Are you considering embarking on an MBA to advance your career or switch fields? Preparing for the MBA application process is a crucial first step on your journey toward reaching these aims, from selecting the right programs to acing your interviews.
Before diving into the application process, take some time for introspection. Consider your career goals, your strengths and weaknesses, and how an MBA can help you achieve them. Are you looking to climb the corporate ladder, start your own business, or switch industries? Knowing your objectives will help you select the right MBA programs and craft compelling essays.
It is crucial to begin early too, says Katherine Alford, the director of admissions for the Future Year Scholars Program at the Darden School of Business in Virginia, USA.
“It’s never too early to begin preparing your MBA application as the process can be quite time consuming. Start early by researching MBA programs, attending school events, and networking with both current students and alumni,” she says.
“Also give yourself time to prepare for a standardized test. There is a direct correlation between the amount of time spent preparing for a standardized test and the score. Furthermore, some applicants will choose to take a test more than once, and that takes time.”
Researching MBA programs
There are countless MBA programs worldwide, each with its unique strengths and culture. Research different schools to find the ones that align with your goals and preferences. Factors to consider include location, program length, specialization options, rankings and alumni networks. Make a shortlist of schools that match your criteria.

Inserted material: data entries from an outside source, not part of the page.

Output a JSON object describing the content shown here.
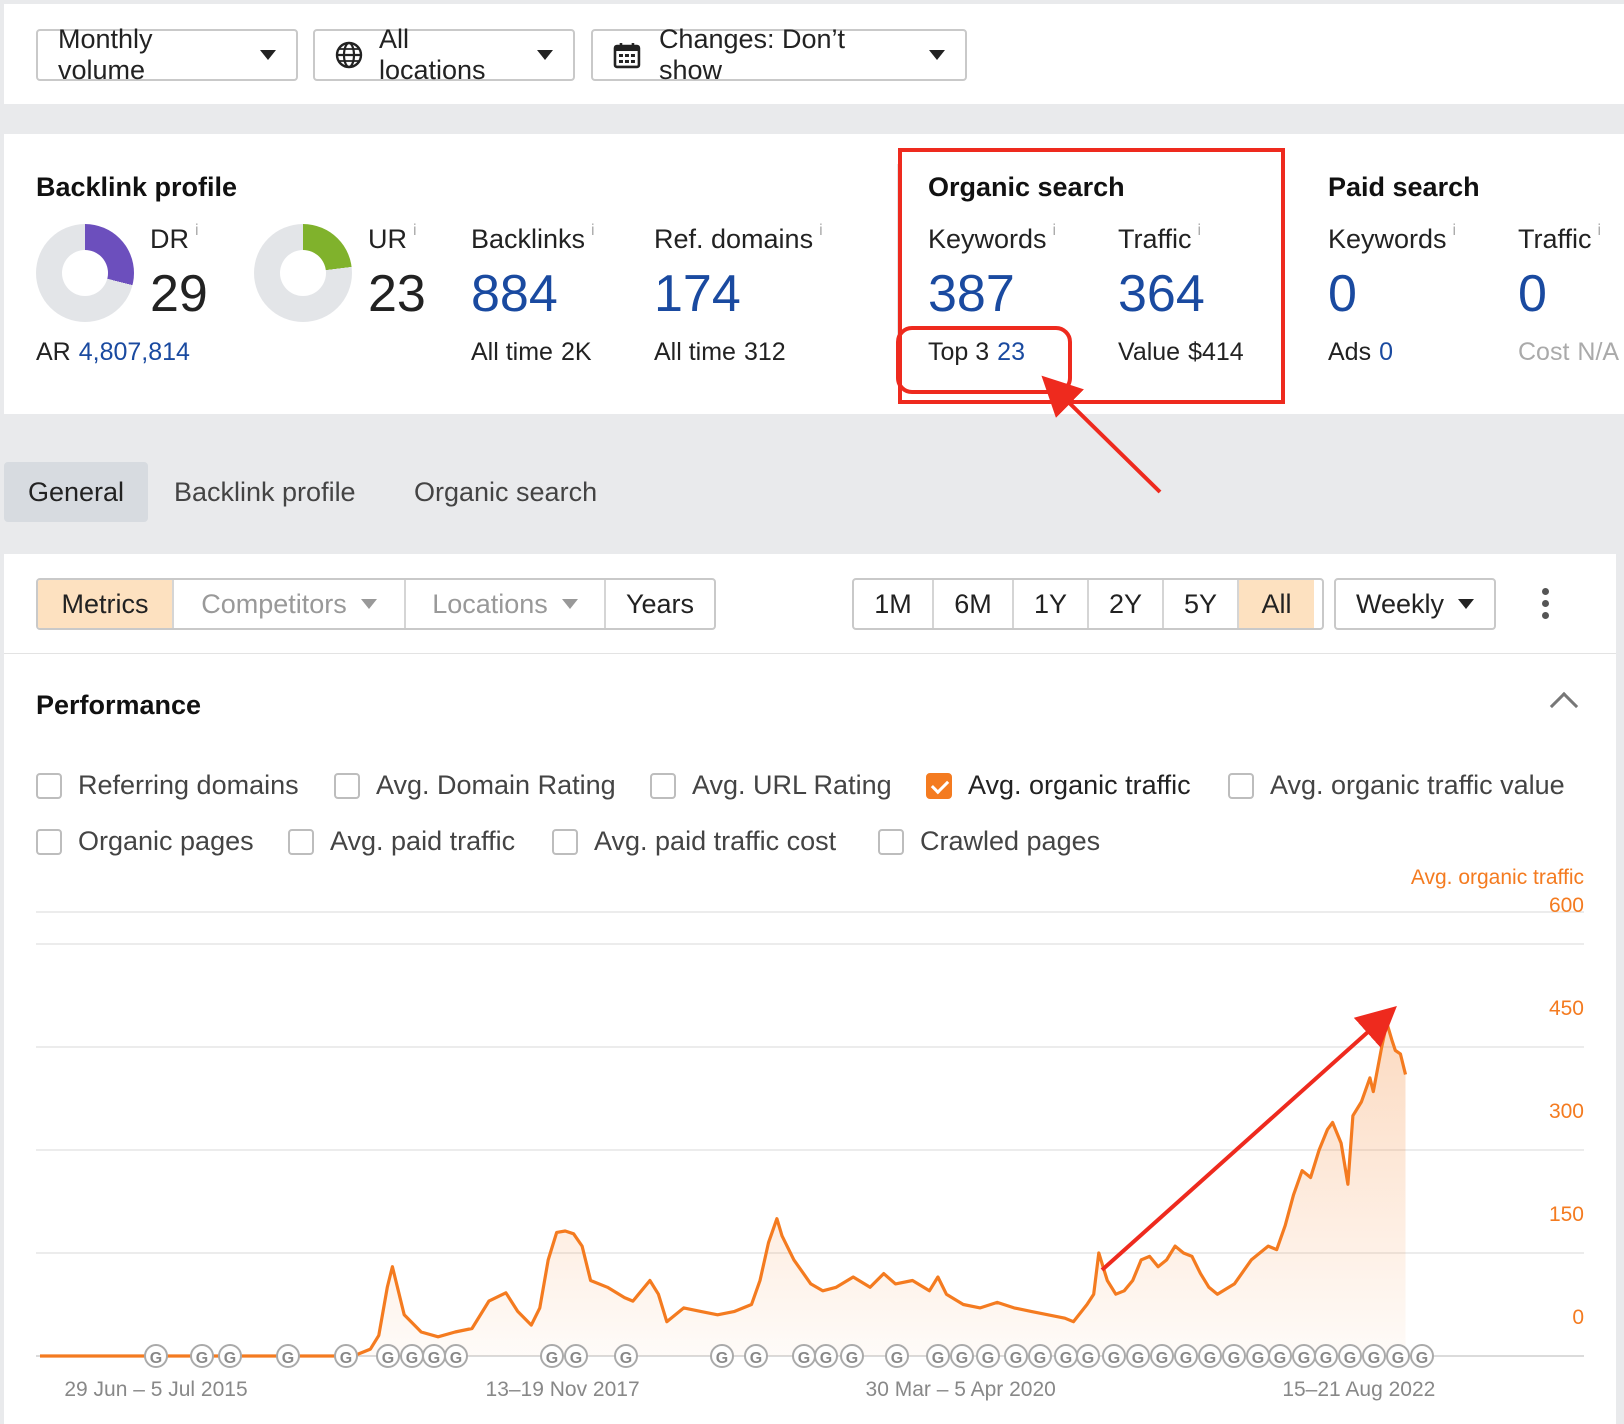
{
  "filters": {
    "volume": "Monthly volume",
    "locations": "All locations",
    "changes": "Changes: Don’t show"
  },
  "backlink_profile": {
    "title": "Backlink profile",
    "dr": {
      "label": "DR",
      "value": "29",
      "fill_fraction": 0.29,
      "color": "#6c4fbd"
    },
    "ur": {
      "label": "UR",
      "value": "23",
      "fill_fraction": 0.23,
      "color": "#80b22c"
    },
    "ar": {
      "label": "AR",
      "value": "4,807,814"
    },
    "backlinks": {
      "label": "Backlinks",
      "value": "884",
      "sub_label": "All time",
      "sub_value": "2K"
    },
    "ref_domains": {
      "label": "Ref. domains",
      "value": "174",
      "sub_label": "All time",
      "sub_value": "312"
    }
  },
  "organic_search": {
    "title": "Organic search",
    "keywords": {
      "label": "Keywords",
      "value": "387",
      "sub_label": "Top 3",
      "sub_value": "23"
    },
    "traffic": {
      "label": "Traffic",
      "value": "364",
      "sub_label": "Value",
      "sub_value": "$414"
    }
  },
  "paid_search": {
    "title": "Paid search",
    "keywords": {
      "label": "Keywords",
      "value": "0",
      "sub_label": "Ads",
      "sub_value": "0"
    },
    "traffic": {
      "label": "Traffic",
      "value": "0",
      "sub_label": "Cost",
      "sub_value": "N/A"
    }
  },
  "info_glyph": "i",
  "tabs": [
    "General",
    "Backlink profile",
    "Organic search"
  ],
  "view_tabs": {
    "metrics": "Metrics",
    "competitors": "Competitors",
    "locations": "Locations",
    "years": "Years"
  },
  "ranges": [
    "1M",
    "6M",
    "1Y",
    "2Y",
    "5Y",
    "All"
  ],
  "active_range": "All",
  "interval": "Weekly",
  "performance": {
    "title": "Performance",
    "checkboxes_row1": [
      {
        "label": "Referring domains",
        "checked": false
      },
      {
        "label": "Avg. Domain Rating",
        "checked": false
      },
      {
        "label": "Avg. URL Rating",
        "checked": false
      },
      {
        "label": "Avg. organic traffic",
        "checked": true
      },
      {
        "label": "Avg. organic traffic value",
        "checked": false
      }
    ],
    "checkboxes_row2": [
      {
        "label": "Organic pages",
        "checked": false
      },
      {
        "label": "Avg. paid traffic",
        "checked": false
      },
      {
        "label": "Avg. paid traffic cost",
        "checked": false
      },
      {
        "label": "Crawled pages",
        "checked": false
      }
    ]
  },
  "chart_data": {
    "type": "area",
    "title": "",
    "series": [
      {
        "name": "Avg. organic traffic",
        "color": "#f47b20"
      }
    ],
    "y_axis_label": "Avg. organic traffic",
    "y_ticks": [
      "0",
      "150",
      "300",
      "450",
      "600"
    ],
    "ylim": [
      0,
      600
    ],
    "x_ticks": [
      "29 Jun – 5 Jul 2015",
      "13–19 Nov 2017",
      "30 Mar – 5 Apr 2020",
      "15–21 Aug 2022"
    ],
    "x_tick_index": [
      0,
      2.4,
      4.75,
      7.1
    ],
    "x_range_years": [
      0,
      8.5
    ],
    "grid": true,
    "points": [
      [
        0,
        0
      ],
      [
        1.85,
        0
      ],
      [
        1.95,
        10
      ],
      [
        2.0,
        30
      ],
      [
        2.05,
        100
      ],
      [
        2.08,
        130
      ],
      [
        2.15,
        60
      ],
      [
        2.25,
        35
      ],
      [
        2.35,
        28
      ],
      [
        2.45,
        35
      ],
      [
        2.55,
        40
      ],
      [
        2.65,
        80
      ],
      [
        2.75,
        92
      ],
      [
        2.82,
        65
      ],
      [
        2.9,
        45
      ],
      [
        2.95,
        70
      ],
      [
        3.0,
        140
      ],
      [
        3.05,
        180
      ],
      [
        3.1,
        182
      ],
      [
        3.15,
        178
      ],
      [
        3.2,
        160
      ],
      [
        3.25,
        110
      ],
      [
        3.35,
        100
      ],
      [
        3.45,
        85
      ],
      [
        3.5,
        80
      ],
      [
        3.6,
        110
      ],
      [
        3.65,
        90
      ],
      [
        3.7,
        50
      ],
      [
        3.8,
        70
      ],
      [
        3.9,
        65
      ],
      [
        4.0,
        60
      ],
      [
        4.1,
        65
      ],
      [
        4.2,
        75
      ],
      [
        4.25,
        110
      ],
      [
        4.3,
        165
      ],
      [
        4.35,
        200
      ],
      [
        4.38,
        175
      ],
      [
        4.45,
        140
      ],
      [
        4.55,
        105
      ],
      [
        4.62,
        95
      ],
      [
        4.7,
        100
      ],
      [
        4.8,
        115
      ],
      [
        4.9,
        100
      ],
      [
        4.98,
        120
      ],
      [
        5.05,
        105
      ],
      [
        5.15,
        110
      ],
      [
        5.25,
        95
      ],
      [
        5.3,
        115
      ],
      [
        5.35,
        90
      ],
      [
        5.45,
        75
      ],
      [
        5.55,
        70
      ],
      [
        5.65,
        78
      ],
      [
        5.75,
        70
      ],
      [
        5.85,
        65
      ],
      [
        5.95,
        60
      ],
      [
        6.05,
        55
      ],
      [
        6.1,
        50
      ],
      [
        6.18,
        75
      ],
      [
        6.22,
        90
      ],
      [
        6.25,
        150
      ],
      [
        6.3,
        110
      ],
      [
        6.35,
        90
      ],
      [
        6.4,
        95
      ],
      [
        6.45,
        110
      ],
      [
        6.5,
        140
      ],
      [
        6.55,
        145
      ],
      [
        6.6,
        130
      ],
      [
        6.65,
        140
      ],
      [
        6.7,
        160
      ],
      [
        6.75,
        150
      ],
      [
        6.8,
        145
      ],
      [
        6.85,
        120
      ],
      [
        6.9,
        100
      ],
      [
        6.95,
        90
      ],
      [
        7.05,
        105
      ],
      [
        7.15,
        140
      ],
      [
        7.25,
        160
      ],
      [
        7.3,
        155
      ],
      [
        7.35,
        190
      ],
      [
        7.4,
        235
      ],
      [
        7.45,
        270
      ],
      [
        7.5,
        260
      ],
      [
        7.55,
        300
      ],
      [
        7.6,
        330
      ],
      [
        7.63,
        340
      ],
      [
        7.68,
        310
      ],
      [
        7.72,
        250
      ],
      [
        7.75,
        350
      ],
      [
        7.8,
        370
      ],
      [
        7.85,
        405
      ],
      [
        7.87,
        385
      ],
      [
        7.92,
        450
      ],
      [
        7.95,
        485
      ],
      [
        7.98,
        460
      ],
      [
        8.0,
        445
      ],
      [
        8.03,
        440
      ],
      [
        8.06,
        410
      ]
    ]
  }
}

“Decide which academic and social environment will be the place where you feel you will be equally stretched and supported,” adds Alford. “Think about which educational experience will allow you to reach your potential. Visit your target schools when possible, sit in on a class, speak with alumni and students, and do your research. But, at the end of the day, you can get a great job, a great network and have a great experience at all of the top schools.”
Many MBA programs require applicants to submit GMAT (Graduate Management Admission Test) or GRE (Graduate Record Examination) scores. Plan ahead and prepare for these standardized tests. Consider enrolling in test prep courses or using study materials to maximize your scores. Your performance on these exams can significantly impact your admission chances.

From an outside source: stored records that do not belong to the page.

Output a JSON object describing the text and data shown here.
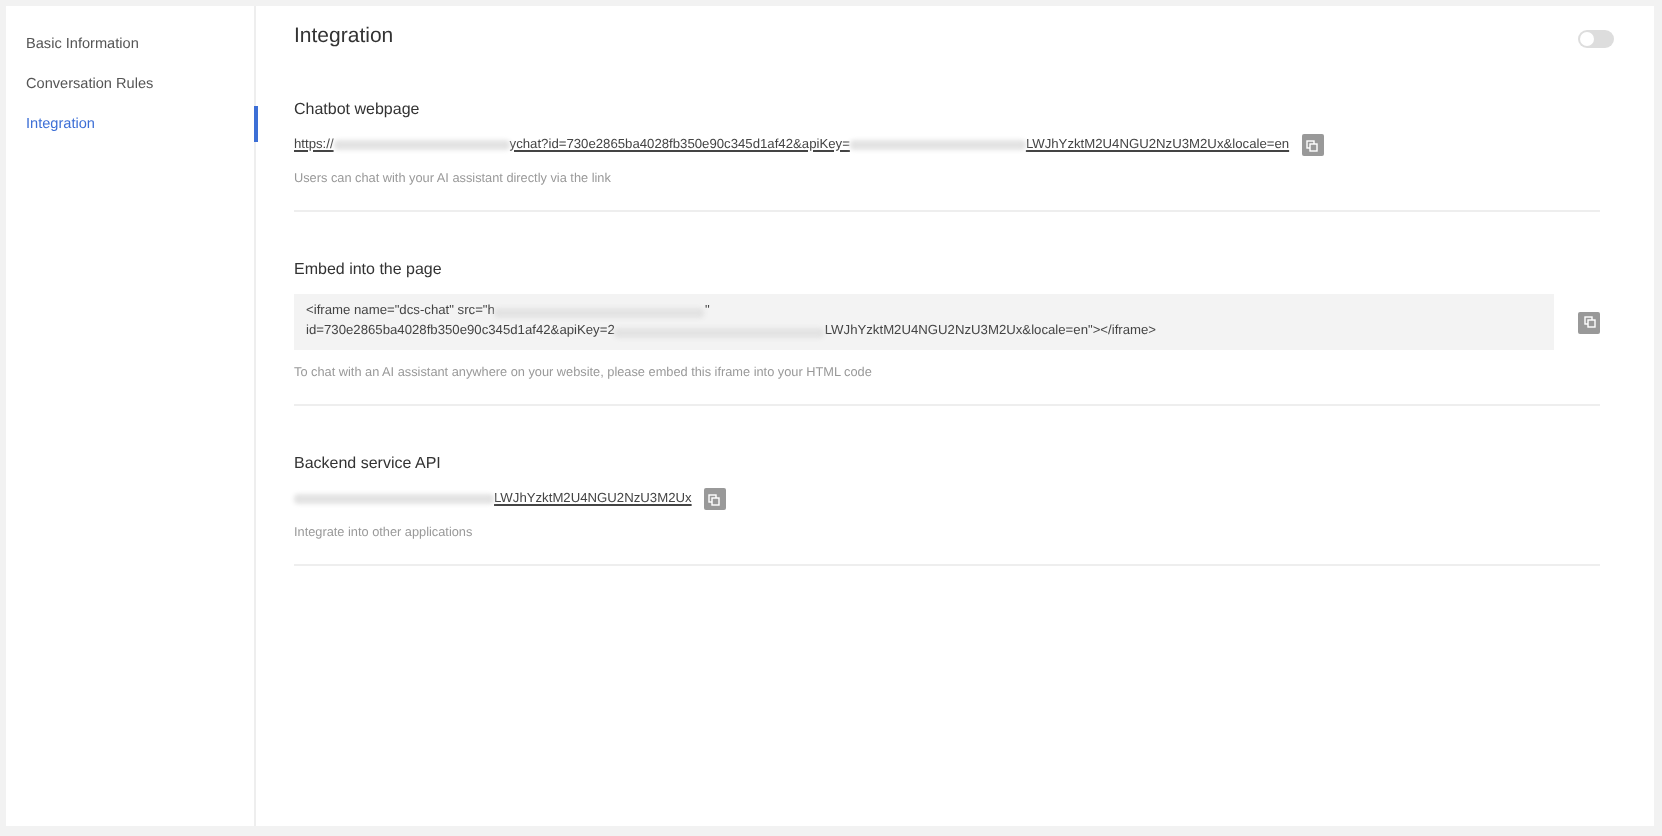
{
  "sidebar": {
    "items": [
      {
        "label": "Basic Information",
        "selected": false
      },
      {
        "label": "Conversation Rules",
        "selected": false
      },
      {
        "label": "Integration",
        "selected": true
      }
    ]
  },
  "header": {
    "title": "Integration",
    "toggle": {
      "on": false
    }
  },
  "sections": [
    {
      "kind": "link",
      "title": "Chatbot webpage",
      "lines": [
        [
          {
            "kind": "text",
            "text": "https://"
          },
          {
            "kind": "redacted"
          },
          {
            "kind": "text",
            "text": "ychat?id=730e2865ba4028fb350e90c345d1af42&apiKey="
          },
          {
            "kind": "redacted"
          },
          {
            "kind": "text",
            "text": "LWJhYzktM2U4NGU2NzU3M2Ux&locale=en"
          }
        ]
      ],
      "description": "Users can chat with your AI assistant directly via the link"
    },
    {
      "kind": "code",
      "title": "Embed into the page",
      "lines": [
        [
          {
            "kind": "text",
            "text": "<iframe name=\"dcs-chat\" src=\"h"
          },
          {
            "kind": "redacted"
          },
          {
            "kind": "text",
            "text": "\""
          }
        ],
        [
          {
            "kind": "text",
            "text": "id=730e2865ba4028fb350e90c345d1af42&apiKey=2"
          },
          {
            "kind": "redacted"
          },
          {
            "kind": "text",
            "text": "LWJhYzktM2U4NGU2NzU3M2Ux&locale=en\"></iframe>"
          }
        ]
      ],
      "description": "To chat with an AI assistant anywhere on your website, please embed this iframe into your HTML code"
    },
    {
      "kind": "link",
      "title": "Backend service API",
      "lines": [
        [
          {
            "kind": "redacted"
          },
          {
            "kind": "text",
            "text": "LWJhYzktM2U4NGU2NzU3M2Ux"
          }
        ]
      ],
      "description": "Integrate into other applications"
    }
  ]
}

“Right now, almost every business school that requires you to take a standardized test accepts both the GRE and the GMAT. It can sometimes be the case that certain schools or admissions officers lean towards the GMAT over the GRE, but most schools accept both exams equally,” says Stacey Koprince, director of content and curriculum for Manhattan Prep, a test preparation company.

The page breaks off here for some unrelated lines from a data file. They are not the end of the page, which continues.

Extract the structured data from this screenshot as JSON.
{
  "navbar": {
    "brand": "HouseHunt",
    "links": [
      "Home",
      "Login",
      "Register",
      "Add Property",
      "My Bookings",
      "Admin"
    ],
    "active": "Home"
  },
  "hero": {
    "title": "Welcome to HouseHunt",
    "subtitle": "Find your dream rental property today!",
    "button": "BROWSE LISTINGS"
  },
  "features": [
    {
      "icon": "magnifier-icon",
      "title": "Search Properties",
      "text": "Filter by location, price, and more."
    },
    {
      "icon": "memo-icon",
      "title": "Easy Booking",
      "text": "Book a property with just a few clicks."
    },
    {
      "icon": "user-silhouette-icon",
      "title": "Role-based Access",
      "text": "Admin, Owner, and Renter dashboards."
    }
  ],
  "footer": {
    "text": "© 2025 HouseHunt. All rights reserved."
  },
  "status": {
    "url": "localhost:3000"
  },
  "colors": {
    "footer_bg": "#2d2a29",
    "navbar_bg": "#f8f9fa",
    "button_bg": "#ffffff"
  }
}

“Although many business schools no longer require prospective students to submit GMAT or GRE scores, there’s still an advantage for applicants who can submit a competitive score. According to Manhattan Prep/Kaplan’s 2022 business school admissions officers survey, the vast majority of test-optional business schools say that submitting a competitive GMAT or GRE score can help their application even when a score isn’t required.”
Secure Strong Recommendation Letters
It is also key to request recommendation letters from supervisors or colleagues who can speak to your qualifications and potential. Choose individuals who can provide specific examples of your skills, work ethic and character. Give them ample time to write the letters, and provide them with your resume and a clear understanding of your MBA aspirations.
Your personal statement or essay is another vital part of your application. Tailor your essays for each school, explaining why you’re a great fit for their program and how their specific offerings align with your goals. Be authentic, and use your unique experiences and perspective to stand out.
If you’re lucky enough to receive an interview invitation, be sure to prepare thoroughly by researching the school, its culture and common interview questions. Be ready to discuss your goals and experiences in-depth, and convey your genuine interest in the program. Then practice with a friend or mentor to boost your confidence.
“We want to know the person behind the academic transcripts and essays,” says Nicole Tee, director of MBA programs at National University of Singapore (NUS) Business School. “We want to figure out what makes you tick. It is an opportunity for you to showcase your personality, communication skills, personal motivations, passions and values. The interview allows the committee to dig deeper into these areas and gain a more nuanced understanding of you.”